Exercise requirements » Print the listing below exactly as written.

===============

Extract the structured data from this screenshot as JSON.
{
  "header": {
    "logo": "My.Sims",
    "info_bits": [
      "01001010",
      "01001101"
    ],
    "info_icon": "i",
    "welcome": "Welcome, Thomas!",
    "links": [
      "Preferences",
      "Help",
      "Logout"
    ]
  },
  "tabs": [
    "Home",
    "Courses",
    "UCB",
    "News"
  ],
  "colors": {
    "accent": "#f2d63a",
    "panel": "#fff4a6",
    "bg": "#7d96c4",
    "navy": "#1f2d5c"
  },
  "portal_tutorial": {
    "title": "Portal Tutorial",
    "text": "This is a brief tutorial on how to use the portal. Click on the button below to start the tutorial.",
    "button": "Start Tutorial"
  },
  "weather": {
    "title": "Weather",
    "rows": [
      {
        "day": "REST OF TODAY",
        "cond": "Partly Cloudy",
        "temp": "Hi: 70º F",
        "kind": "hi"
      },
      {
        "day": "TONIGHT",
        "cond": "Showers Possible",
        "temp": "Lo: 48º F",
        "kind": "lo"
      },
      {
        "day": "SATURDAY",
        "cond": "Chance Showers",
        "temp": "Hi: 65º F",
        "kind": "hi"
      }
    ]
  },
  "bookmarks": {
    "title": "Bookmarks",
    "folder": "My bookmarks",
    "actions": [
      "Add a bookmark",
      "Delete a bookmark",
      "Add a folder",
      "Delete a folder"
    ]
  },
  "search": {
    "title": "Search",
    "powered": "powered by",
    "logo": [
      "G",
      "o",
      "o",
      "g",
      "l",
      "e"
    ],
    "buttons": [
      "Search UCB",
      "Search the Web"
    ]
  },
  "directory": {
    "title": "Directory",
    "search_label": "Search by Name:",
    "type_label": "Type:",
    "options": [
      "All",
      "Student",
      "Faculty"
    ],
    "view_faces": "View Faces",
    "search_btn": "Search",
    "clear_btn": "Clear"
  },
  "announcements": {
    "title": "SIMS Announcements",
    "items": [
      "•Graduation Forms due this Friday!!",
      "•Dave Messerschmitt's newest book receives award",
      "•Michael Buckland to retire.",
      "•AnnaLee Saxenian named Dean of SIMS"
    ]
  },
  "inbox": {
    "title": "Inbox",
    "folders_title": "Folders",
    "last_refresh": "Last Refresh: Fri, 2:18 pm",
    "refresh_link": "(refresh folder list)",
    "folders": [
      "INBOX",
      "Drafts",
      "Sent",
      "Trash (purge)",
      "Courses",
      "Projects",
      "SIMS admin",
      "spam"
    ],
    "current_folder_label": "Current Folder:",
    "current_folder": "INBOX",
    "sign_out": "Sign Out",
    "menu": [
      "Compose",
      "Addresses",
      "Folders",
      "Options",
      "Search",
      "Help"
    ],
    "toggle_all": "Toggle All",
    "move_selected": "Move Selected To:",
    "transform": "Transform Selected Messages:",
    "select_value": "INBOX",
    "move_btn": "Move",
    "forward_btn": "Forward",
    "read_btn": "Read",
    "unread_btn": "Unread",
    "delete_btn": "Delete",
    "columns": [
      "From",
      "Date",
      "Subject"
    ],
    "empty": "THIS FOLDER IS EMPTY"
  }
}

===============

Answer to this exercise »
Extract the structured data from this screenshot as JSON.
{
  "header": {
    "logo": "My.Sims",
    "info_bits": [
      "01001010",
      "01001101"
    ],
    "info_icon": "i",
    "welcome": "Welcome, Thomas!",
    "links": [
      "Preferences",
      "Help",
      "Logout"
    ]
  },
  "tabs": [
    "Home",
    "Courses",
    "UCB",
    "News"
  ],
  "colors": {
    "accent": "#f2d63a",
    "panel": "#fff4a6",
    "bg": "#7d96c4",
    "navy": "#1f2d5c"
  },
  "portal_tutorial": {
    "title": "Portal Tutorial",
    "text": "This is a brief tutorial on how to use the portal. Click on the button below to start the tutorial.",
    "button": "Start Tutorial"
  },
  "weather": {
    "title": "Weather",
    "rows": [
      {
        "day": "REST OF TODAY",
        "cond": "Partly Cloudy",
        "temp": "Hi: 70º F",
        "kind": "hi"
      },
      {
        "day": "TONIGHT",
        "cond": "Showers Possible",
        "temp": "Lo: 48º F",
        "kind": "lo"
      },
      {
        "day": "SATURDAY",
        "cond": "Chance Showers",
        "temp": "Hi: 65º F",
        "kind": "hi"
      }
    ]
  },
  "bookmarks": {
    "title": "Bookmarks",
    "folder": "My bookmarks",
    "actions": [
      "Add a bookmark",
      "Delete a bookmark",
      "Add a folder",
      "Delete a folder"
    ]
  },
  "search": {
    "title": "Search",
    "powered": "powered by",
    "logo": [
      "G",
      "o",
      "o",
      "g",
      "l",
      "e"
    ],
    "buttons": [
      "Search UCB",
      "Search the Web"
    ]
  },
  "directory": {
    "title": "Directory",
    "search_label": "Search by Name:",
    "type_label": "Type:",
    "options": [
      "All",
      "Student",
      "Faculty"
    ],
    "view_faces": "View Faces",
    "search_btn": "Search",
    "clear_btn": "Clear"
  },
  "announcements": {
    "title": "SIMS Announcements",
    "items": [
      "•Graduation Forms due this Friday!!",
      "•Dave Messerschmitt's newest book receives award",
      "•Michael Buckland to retire.",
      "•AnnaLee Saxenian named Dean of SIMS"
    ]
  },
  "inbox": {
    "title": "Inbox",
    "folders_title": "Folders",
    "last_refresh": "Last Refresh: Fri, 2:18 pm",
    "refresh_link": "(refresh folder list)",
    "folders": [
      "INBOX",
      "Drafts",
      "Sent",
      "Trash (purge)",
      "Courses",
      "Projects",
      "SIMS admin",
      "spam"
    ],
    "current_folder_label": "Current Folder:",
    "current_folder": "INBOX",
    "sign_out": "Sign Out",
    "menu": [
      "Compose",
      "Addresses",
      "Folders",
      "Options",
      "Search",
      "Help"
    ],
    "toggle_all": "Toggle All",
    "move_selected": "Move Selected To:",
    "transform": "Transform Selected Messages:",
    "select_value": "INBOX",
    "move_btn": "Move",
    "forward_btn": "Forward",
    "read_btn": "Read",
    "unread_btn": "Unread",
    "delete_btn": "Delete",
    "columns": [
      "From",
      "Date",
      "Subject"
    ],
    "empty": "THIS FOLDER IS EMPTY"
  }
}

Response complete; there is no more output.